- _WHAT YOU NEED TO DO_
Here are some records; quote them exactly, leaving out the pictures.

(Records from a data collection)
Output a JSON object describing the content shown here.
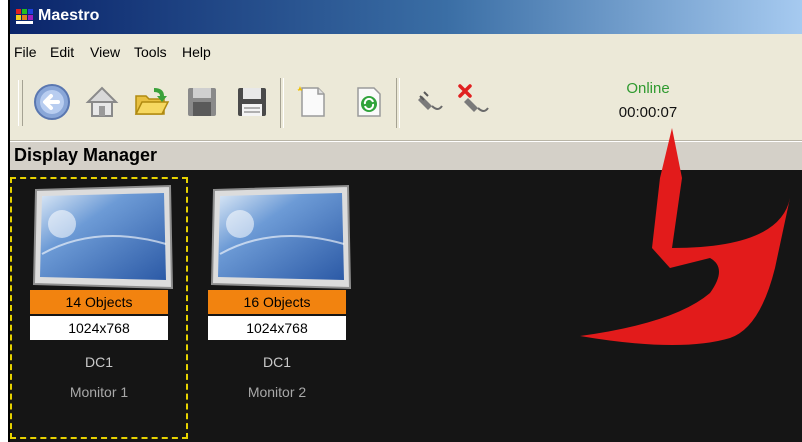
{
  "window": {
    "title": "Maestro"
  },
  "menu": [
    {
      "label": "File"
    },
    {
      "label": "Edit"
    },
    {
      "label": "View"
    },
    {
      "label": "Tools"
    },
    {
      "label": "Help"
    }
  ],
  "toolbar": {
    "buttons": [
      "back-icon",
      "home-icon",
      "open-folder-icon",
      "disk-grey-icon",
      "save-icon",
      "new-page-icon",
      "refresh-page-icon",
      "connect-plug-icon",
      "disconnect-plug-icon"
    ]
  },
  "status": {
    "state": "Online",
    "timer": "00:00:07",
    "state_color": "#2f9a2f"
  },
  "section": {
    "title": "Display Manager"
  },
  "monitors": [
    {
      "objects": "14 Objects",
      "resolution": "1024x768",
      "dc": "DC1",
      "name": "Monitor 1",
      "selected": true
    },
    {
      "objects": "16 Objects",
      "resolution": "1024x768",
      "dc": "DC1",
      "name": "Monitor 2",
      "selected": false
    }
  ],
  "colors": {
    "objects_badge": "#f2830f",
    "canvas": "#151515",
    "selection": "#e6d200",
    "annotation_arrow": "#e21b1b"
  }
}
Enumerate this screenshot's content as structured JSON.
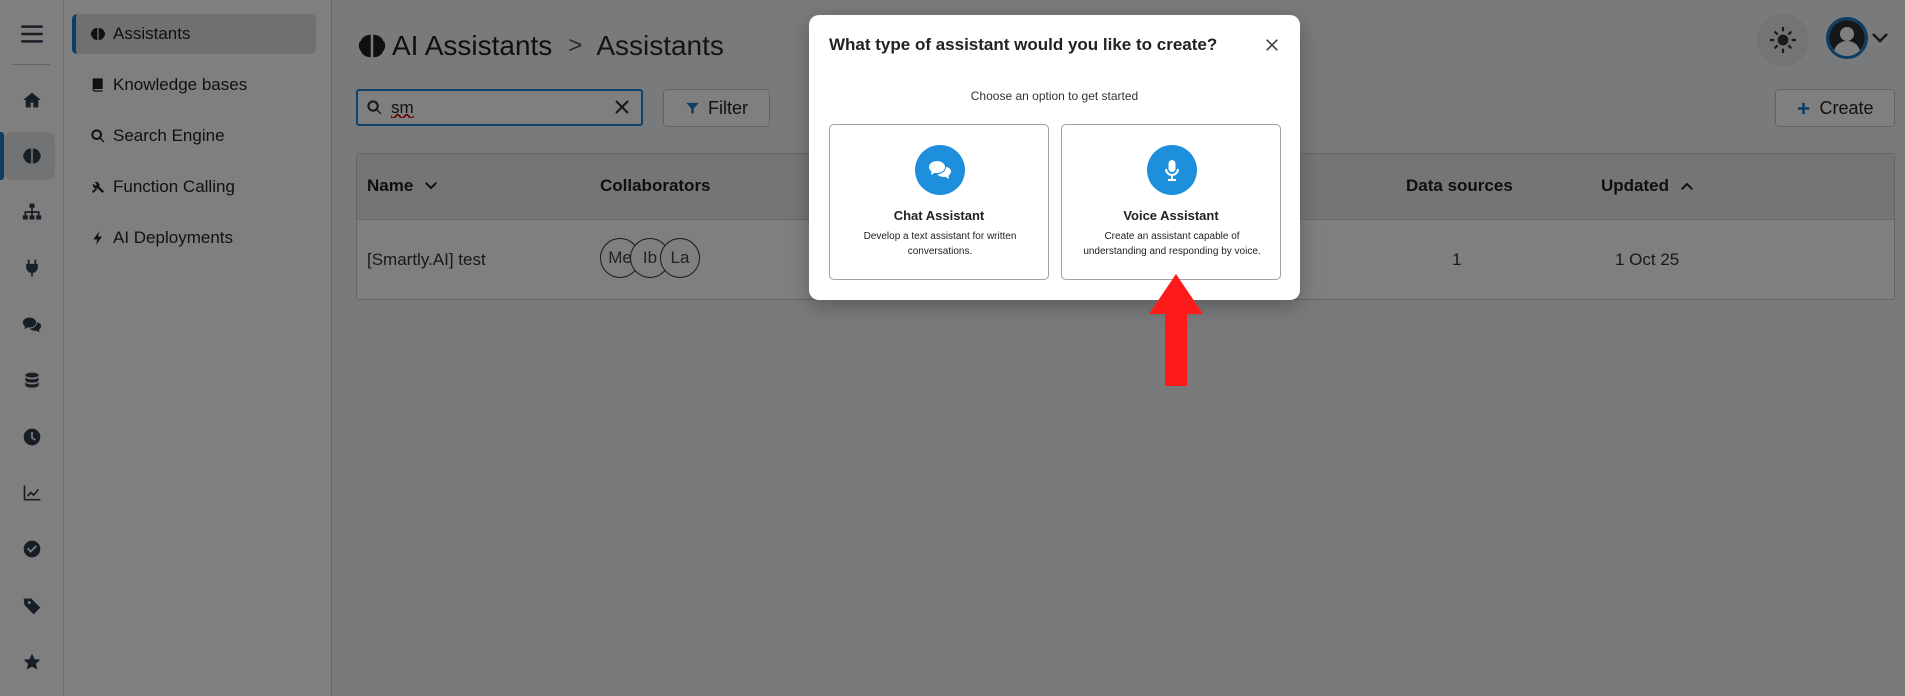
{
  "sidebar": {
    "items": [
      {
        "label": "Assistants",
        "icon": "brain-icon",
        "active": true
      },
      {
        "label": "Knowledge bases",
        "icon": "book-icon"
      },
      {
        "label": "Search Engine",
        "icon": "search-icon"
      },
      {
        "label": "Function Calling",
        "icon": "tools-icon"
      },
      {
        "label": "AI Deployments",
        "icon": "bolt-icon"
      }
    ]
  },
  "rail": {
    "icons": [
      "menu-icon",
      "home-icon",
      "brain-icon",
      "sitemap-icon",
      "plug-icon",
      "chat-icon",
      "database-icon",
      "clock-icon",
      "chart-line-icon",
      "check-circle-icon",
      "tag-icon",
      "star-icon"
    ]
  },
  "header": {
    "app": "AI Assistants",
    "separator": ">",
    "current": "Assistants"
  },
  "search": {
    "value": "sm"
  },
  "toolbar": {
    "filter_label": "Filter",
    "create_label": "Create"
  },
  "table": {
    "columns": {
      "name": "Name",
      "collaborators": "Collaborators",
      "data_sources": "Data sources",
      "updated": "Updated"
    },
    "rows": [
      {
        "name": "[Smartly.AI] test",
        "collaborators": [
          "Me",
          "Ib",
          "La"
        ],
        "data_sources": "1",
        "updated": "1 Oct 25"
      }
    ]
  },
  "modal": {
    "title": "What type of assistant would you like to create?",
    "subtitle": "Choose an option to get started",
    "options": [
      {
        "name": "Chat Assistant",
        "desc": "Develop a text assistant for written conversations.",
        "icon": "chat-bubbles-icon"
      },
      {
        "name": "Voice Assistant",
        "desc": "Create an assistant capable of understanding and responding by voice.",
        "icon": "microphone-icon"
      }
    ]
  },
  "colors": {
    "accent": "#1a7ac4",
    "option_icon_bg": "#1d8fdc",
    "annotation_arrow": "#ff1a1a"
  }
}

- _ANSWER SPACE_
Output a JSON object describing the content shown here.
{
  "window": {
    "title": "Maestro"
  },
  "menu": [
    {
      "label": "File"
    },
    {
      "label": "Edit"
    },
    {
      "label": "View"
    },
    {
      "label": "Tools"
    },
    {
      "label": "Help"
    }
  ],
  "toolbar": {
    "buttons": [
      "back-icon",
      "home-icon",
      "open-folder-icon",
      "disk-grey-icon",
      "save-icon",
      "new-page-icon",
      "refresh-page-icon",
      "connect-plug-icon",
      "disconnect-plug-icon"
    ]
  },
  "status": {
    "state": "Online",
    "timer": "00:00:07",
    "state_color": "#2f9a2f"
  },
  "section": {
    "title": "Display Manager"
  },
  "monitors": [
    {
      "objects": "14 Objects",
      "resolution": "1024x768",
      "dc": "DC1",
      "name": "Monitor 1",
      "selected": true
    },
    {
      "objects": "16 Objects",
      "resolution": "1024x768",
      "dc": "DC1",
      "name": "Monitor 2",
      "selected": false
    }
  ],
  "colors": {
    "objects_badge": "#f2830f",
    "canvas": "#151515",
    "selection": "#e6d200",
    "annotation_arrow": "#e21b1b"
  }
}
Enumerate this screenshot's content as structured JSON.
{
  "sidebar": {
    "items": [
      {
        "label": "Assistants",
        "icon": "brain-icon",
        "active": true
      },
      {
        "label": "Knowledge bases",
        "icon": "book-icon"
      },
      {
        "label": "Search Engine",
        "icon": "search-icon"
      },
      {
        "label": "Function Calling",
        "icon": "tools-icon"
      },
      {
        "label": "AI Deployments",
        "icon": "bolt-icon"
      }
    ]
  },
  "rail": {
    "icons": [
      "menu-icon",
      "home-icon",
      "brain-icon",
      "sitemap-icon",
      "plug-icon",
      "chat-icon",
      "database-icon",
      "clock-icon",
      "chart-line-icon",
      "check-circle-icon",
      "tag-icon",
      "star-icon"
    ]
  },
  "header": {
    "app": "AI Assistants",
    "separator": ">",
    "current": "Assistants"
  },
  "search": {
    "value": "sm"
  },
  "toolbar": {
    "filter_label": "Filter",
    "create_label": "Create"
  },
  "table": {
    "columns": {
      "name": "Name",
      "collaborators": "Collaborators",
      "data_sources": "Data sources",
      "updated": "Updated"
    },
    "rows": [
      {
        "name": "[Smartly.AI] test",
        "collaborators": [
          "Me",
          "Ib",
          "La"
        ],
        "data_sources": "1",
        "updated": "1 Oct 25"
      }
    ]
  },
  "modal": {
    "title": "What type of assistant would you like to create?",
    "subtitle": "Choose an option to get started",
    "options": [
      {
        "name": "Chat Assistant",
        "desc": "Develop a text assistant for written conversations.",
        "icon": "chat-bubbles-icon"
      },
      {
        "name": "Voice Assistant",
        "desc": "Create an assistant capable of understanding and responding by voice.",
        "icon": "microphone-icon"
      }
    ]
  },
  "colors": {
    "accent": "#1a7ac4",
    "option_icon_bg": "#1d8fdc",
    "annotation_arrow": "#ff1a1a"
  }
}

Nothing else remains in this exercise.